You would never dream of attending a business meeting in a bathing suit or ripped jeans. And yet, many business professionals do the equivalent with their website and social media profiles.
Even people with great profiles and intelligent comments sometimes drop the ball with their photograph. People like to network with people, not anonymous computers, so resist the temptation to use your company’s logo. Your photograph humanizes you; it shows you are a living breathing person and not a faceless corporation.
When it comes to choosing a photograph, think professional. I’ve seen otherwise professional people put photos of themselves at the beach, with their dogs, with their kids or with weird close-ups of one eye or their ear. These casual photos create dissonance with the business-like tone of their sites.
Unless you have a quirky business where potential clients need to see a fun-loving side of you, make sure your photo looks like you could be heading off to a business meeting. A simple headshot with you in business attire is what you should be aiming for.

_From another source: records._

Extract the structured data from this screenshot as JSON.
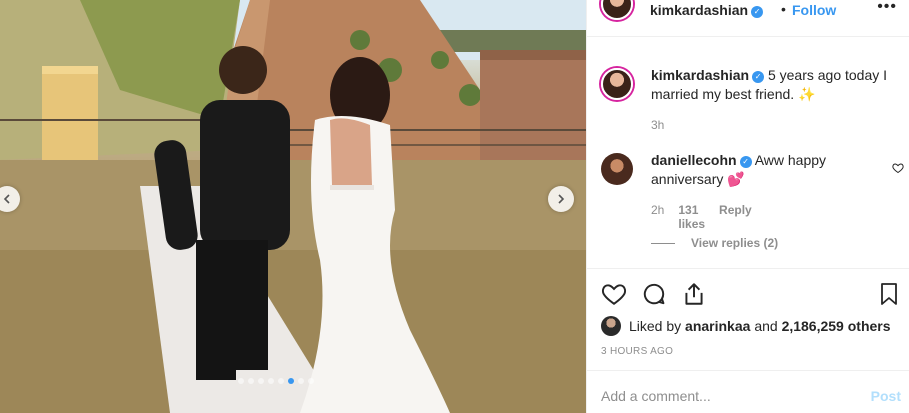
{
  "post": {
    "username": "kimkardashian",
    "verified_glyph": "✓",
    "separator": "•",
    "follow_label": "Follow",
    "more_label": "•••"
  },
  "caption": {
    "username": "kimkardashian",
    "text": "5 years ago today I married my best friend. ✨",
    "time": "3h"
  },
  "comments": [
    {
      "username": "daniellecohn",
      "text": "Aww happy anniversary 💕",
      "time": "2h",
      "likes": "131 likes",
      "reply_label": "Reply",
      "view_replies": "View replies (2)"
    }
  ],
  "likes": {
    "prefix": "Liked by",
    "liker": "anarinkaa",
    "joiner": "and",
    "others": "2,186,259 others"
  },
  "timestamp": "3 HOURS AGO",
  "comment_box": {
    "placeholder": "Add a comment...",
    "post_label": "Post"
  },
  "carousel": {
    "total_slides": 8,
    "active_slide": 6
  },
  "colors": {
    "accent": "#3897f0",
    "muted": "#8e8e8e",
    "post_disabled": "#b2dffc"
  },
  "icons": [
    "chevron-left-icon",
    "chevron-right-icon",
    "heart-icon",
    "comment-icon",
    "share-icon",
    "bookmark-icon",
    "verified-icon"
  ]
}
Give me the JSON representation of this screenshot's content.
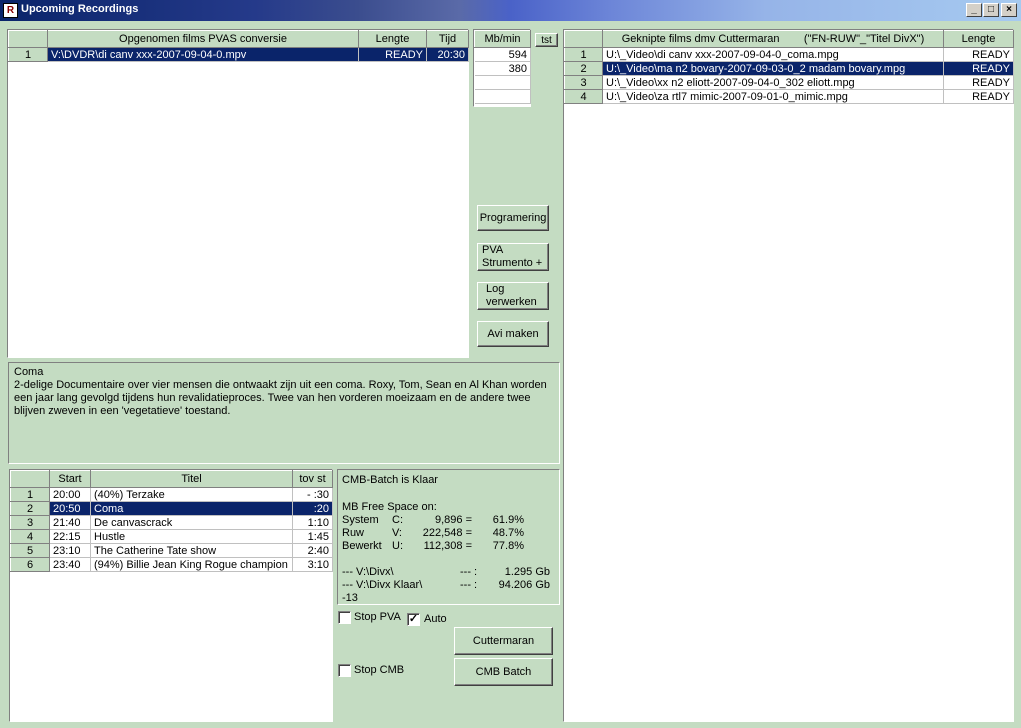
{
  "window": {
    "title": "Upcoming Recordings",
    "icon": "film-icon",
    "minimize": "_",
    "maximize": "□",
    "close": "×"
  },
  "pvas_table": {
    "columns": [
      "",
      "Opgenomen films PVAS conversie",
      "Lengte",
      "Tijd"
    ],
    "rows": [
      {
        "num": "1",
        "file": "V:\\DVDR\\di canv xxx-2007-09-04-0.mpv",
        "length": "READY",
        "time": "20:30"
      }
    ]
  },
  "mbmin": {
    "header": "Mb/min",
    "values": [
      "594",
      "380",
      "",
      "",
      ""
    ]
  },
  "tst_button": "tst",
  "action_buttons": {
    "programering": "Programering",
    "pva_line1": "PVA",
    "pva_line2": "Strumento +",
    "log_line1": "Log",
    "log_line2": "verwerken",
    "avi": "Avi maken"
  },
  "description": {
    "title": "Coma",
    "text": "2-delige Documentaire over vier mensen die ontwaakt zijn uit een coma. Roxy, Tom, Sean en Al Khan worden een jaar lang gevolgd tijdens hun revalidatieproces. Twee van hen vorderen moeizaam en de andere twee blijven zweven in een 'vegetatieve' toestand."
  },
  "schedule": {
    "columns": [
      "",
      "Start",
      "Titel",
      "tov st"
    ],
    "rows": [
      {
        "num": "1",
        "start": "20:00",
        "title": "(40%) Terzake",
        "offset": "- :30"
      },
      {
        "num": "2",
        "start": "20:50",
        "title": "Coma",
        "offset": ":20"
      },
      {
        "num": "3",
        "start": "21:40",
        "title": "De canvascrack",
        "offset": "1:10"
      },
      {
        "num": "4",
        "start": "22:15",
        "title": "Hustle",
        "offset": "1:45"
      },
      {
        "num": "5",
        "start": "23:10",
        "title": "The Catherine Tate show",
        "offset": "2:40"
      },
      {
        "num": "6",
        "start": "23:40",
        "title": "(94%) Billie Jean King Rogue champion",
        "offset": "3:10"
      }
    ],
    "selected": 1
  },
  "status": {
    "line1": "CMB-Batch is Klaar",
    "free_header": "MB Free Space on:",
    "drives": [
      {
        "name": "System",
        "letter": "C:",
        "mb": "9,896 =",
        "pct": "61.9%"
      },
      {
        "name": "Ruw",
        "letter": "V:",
        "mb": "222,548 =",
        "pct": "48.7%"
      },
      {
        "name": "Bewerkt",
        "letter": "U:",
        "mb": "112,308 =",
        "pct": "77.8%"
      }
    ],
    "folders": [
      {
        "path": "--- V:\\Divx\\",
        "sep": "--- :",
        "size": "1.295 Gb"
      },
      {
        "path": "--- V:\\Divx Klaar\\",
        "sep": "--- :",
        "size": "94.206 Gb"
      }
    ],
    "last": "-13"
  },
  "controls": {
    "stop_pva": "Stop PVA",
    "stop_pva_checked": false,
    "auto": "Auto",
    "auto_checked": true,
    "stop_cmb": "Stop CMB",
    "stop_cmb_checked": false,
    "cuttermaran": "Cuttermaran",
    "cmb_batch": "CMB Batch",
    "check_mark": "✓"
  },
  "cut_table": {
    "columns": [
      "",
      "Geknipte films dmv Cuttermaran        (\"FN-RUW\"_\"Titel DivX\")",
      "Lengte"
    ],
    "rows": [
      {
        "num": "1",
        "file": "U:\\_Video\\di canv xxx-2007-09-04-0_coma.mpg",
        "length": "READY"
      },
      {
        "num": "2",
        "file": "U:\\_Video\\ma n2 bovary-2007-09-03-0_2 madam bovary.mpg",
        "length": "READY"
      },
      {
        "num": "3",
        "file": "U:\\_Video\\xx n2 eliott-2007-09-04-0_302 eliott.mpg",
        "length": "READY"
      },
      {
        "num": "4",
        "file": "U:\\_Video\\za rtl7 mimic-2007-09-01-0_mimic.mpg",
        "length": "READY"
      }
    ],
    "selected": 1
  }
}
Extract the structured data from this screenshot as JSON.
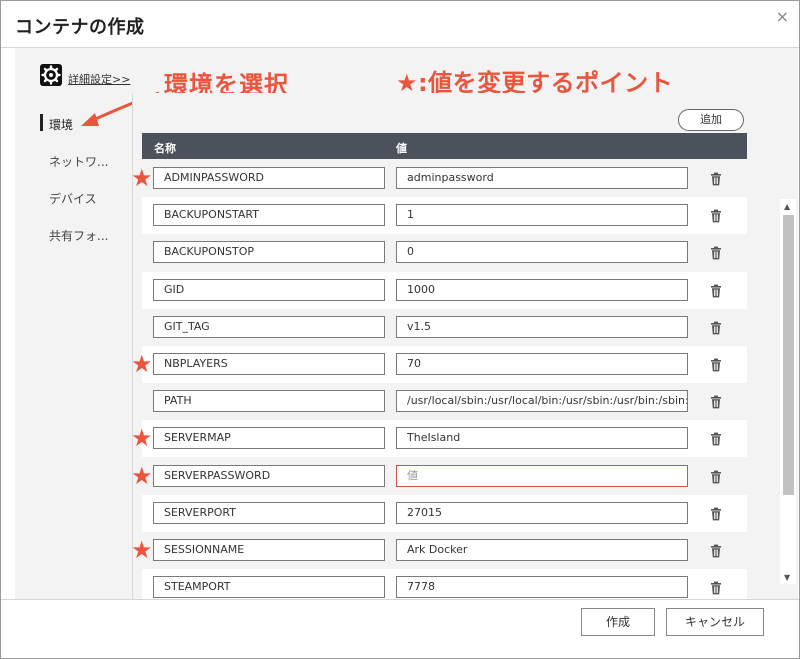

Think of trying to brand yourself with your photo. A good photo can be used on multiple sites, your website and as a publicity shot. By using the same photo everywhere, people will begin to recognize you, the same as they would if they knew you in person.
You’ll be getting a lot of mileage out of this photo so if at all possible, get a professional photograph taken. It doesn’t need to be expensive. Even going to the photo studio at Sears or Walmart will produce a quality photo you can use everywhere.
Some studios will even give you a CD with electronic versions of your photograph. If not, don’t worry. Scanning the print is easy and produces a good enough quality for use on social media. Don’t have a scanner? Use the phone and call some print shops or computer stores until you find one that will scan it for you.
Remember, many of the people you network with online will never meet you in person. Your photograph will be the only image they have of you. Why not make it a good one?
Andrea J. Stenberg